    • If you have any concerns about your diet, keep track of your food consumption for a week to help assess your nutrient level intake; discuss it with your doctor or other healthcare professional
  3. Physical activity
  4. The impact of moderate physical activity each day is invaluable to health and wellbeing at any age.

    Exercise does not need to be strenuous, just regular. Engage your family and friends. Enjoy regular physical activities such as swimming or gardening. Find additional motivation by checking with your local community or fitness center for specific programs for older adults. To see the benefits on maintaining muscle mass, progressive resistance exercise training (using all the major muscle groups) needs to be undertaken at least twice a week, in conjunction with an adequate daily protein intake distributed over meals and snacks throughout the day.1,2

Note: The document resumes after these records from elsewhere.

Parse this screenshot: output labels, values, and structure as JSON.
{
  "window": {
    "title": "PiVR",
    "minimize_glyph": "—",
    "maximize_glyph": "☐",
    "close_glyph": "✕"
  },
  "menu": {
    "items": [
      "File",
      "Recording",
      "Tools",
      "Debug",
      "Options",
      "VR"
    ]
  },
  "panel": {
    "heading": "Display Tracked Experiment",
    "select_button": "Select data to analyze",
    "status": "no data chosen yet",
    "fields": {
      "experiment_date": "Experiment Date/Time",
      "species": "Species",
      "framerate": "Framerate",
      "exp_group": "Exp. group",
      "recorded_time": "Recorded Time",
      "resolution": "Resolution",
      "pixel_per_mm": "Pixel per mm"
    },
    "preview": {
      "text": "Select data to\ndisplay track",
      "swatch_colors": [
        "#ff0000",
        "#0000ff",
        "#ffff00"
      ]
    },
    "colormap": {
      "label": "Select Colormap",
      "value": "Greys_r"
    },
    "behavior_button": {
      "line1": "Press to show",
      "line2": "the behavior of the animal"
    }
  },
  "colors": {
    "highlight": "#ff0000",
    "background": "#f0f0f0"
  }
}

  5. Weight management
  6. Weight management is key for good health at any age. With age can come weight gain or weight loss. It is better to have a little extra weight in reserve for times of illness or stress, as unintentional weight loss can lead to malnutrition and other health issues.

    If you have any concerns about your weight or the weight of a loved one, please speak to your healthcare professional.

  7. Positive Attitude & Social Connection
  8. Looking after mental health is important for everyone, and it is an especially important part of healthy ageing. Here are some tips that can help to boost wellbeing:

    • Share time with loved ones even if it is simple things like everyday meals
    • Stay connected with family, friends and community whether it is in-person, by phone, email or social media
    • Keep moving – physical activity promotes mental, physical and social wellbeing
    • Get a good night’s sleep – it can help with recovery, lower stress and support greater energy and optimism.

To learn more, read Maintaining Mobility and the Importance of Protein for healthy ageing.

1World Health Organization. Global recommendations on physical activity for health 65 years and above. Geneva: WHO; 2011. Available online at: http://www.who.int/dietphysicalactivity/publications/recommendations65yearsold/en/(accessed May 2016).
2 Bauer J, Biolo G, Cederholm T, et al. Evidence-based recommendations for optimal dietary protein intake in older people: a position paper from the PROT-AGE study group. J Am Med Dir Assoc 2013; 14: 542-559.